> **REQUIREMENT**: Could all of the entries be written out exactly, with any pictures omitted?

> **AVAILABLE DATA**:
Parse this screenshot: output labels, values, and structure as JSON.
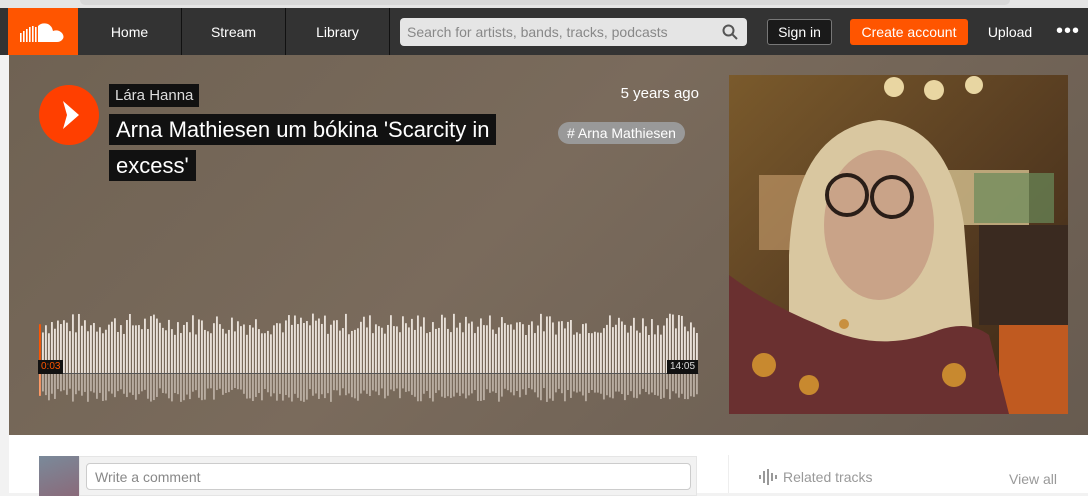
{
  "nav": {
    "logo": "soundcloud-logo",
    "links": [
      "Home",
      "Stream",
      "Library"
    ],
    "search_placeholder": "Search for artists, bands, tracks, podcasts",
    "sign_in": "Sign in",
    "create_account": "Create account",
    "upload": "Upload",
    "more": "•••"
  },
  "track": {
    "artist": "Lára Hanna",
    "title": "Arna Mathiesen um bókina 'Scarcity in excess'",
    "posted": "5 years ago",
    "tag": "# Arna Mathiesen",
    "current_time": "0:03",
    "duration": "14:05",
    "progress_fraction": 0.0035
  },
  "comment": {
    "placeholder": "Write a comment"
  },
  "sidebar": {
    "related_title": "Related tracks",
    "view_all": "View all"
  },
  "colors": {
    "brand": "#ff5500",
    "navbar": "#333333",
    "hero": "#75685a"
  },
  "icons": [
    "soundcloud-logo",
    "search-icon",
    "play-icon",
    "waveform-icon",
    "more-icon"
  ]
}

> **SOLUTION FOR THIS EXERCISE**:
Parse this screenshot: output labels, values, and structure as JSON.
{
  "nav": {
    "logo": "soundcloud-logo",
    "links": [
      "Home",
      "Stream",
      "Library"
    ],
    "search_placeholder": "Search for artists, bands, tracks, podcasts",
    "sign_in": "Sign in",
    "create_account": "Create account",
    "upload": "Upload",
    "more": "•••"
  },
  "track": {
    "artist": "Lára Hanna",
    "title": "Arna Mathiesen um bókina 'Scarcity in excess'",
    "posted": "5 years ago",
    "tag": "# Arna Mathiesen",
    "current_time": "0:03",
    "duration": "14:05",
    "progress_fraction": 0.0035
  },
  "comment": {
    "placeholder": "Write a comment"
  },
  "sidebar": {
    "related_title": "Related tracks",
    "view_all": "View all"
  },
  "colors": {
    "brand": "#ff5500",
    "navbar": "#333333",
    "hero": "#75685a"
  },
  "icons": [
    "soundcloud-logo",
    "search-icon",
    "play-icon",
    "waveform-icon",
    "more-icon"
  ]
}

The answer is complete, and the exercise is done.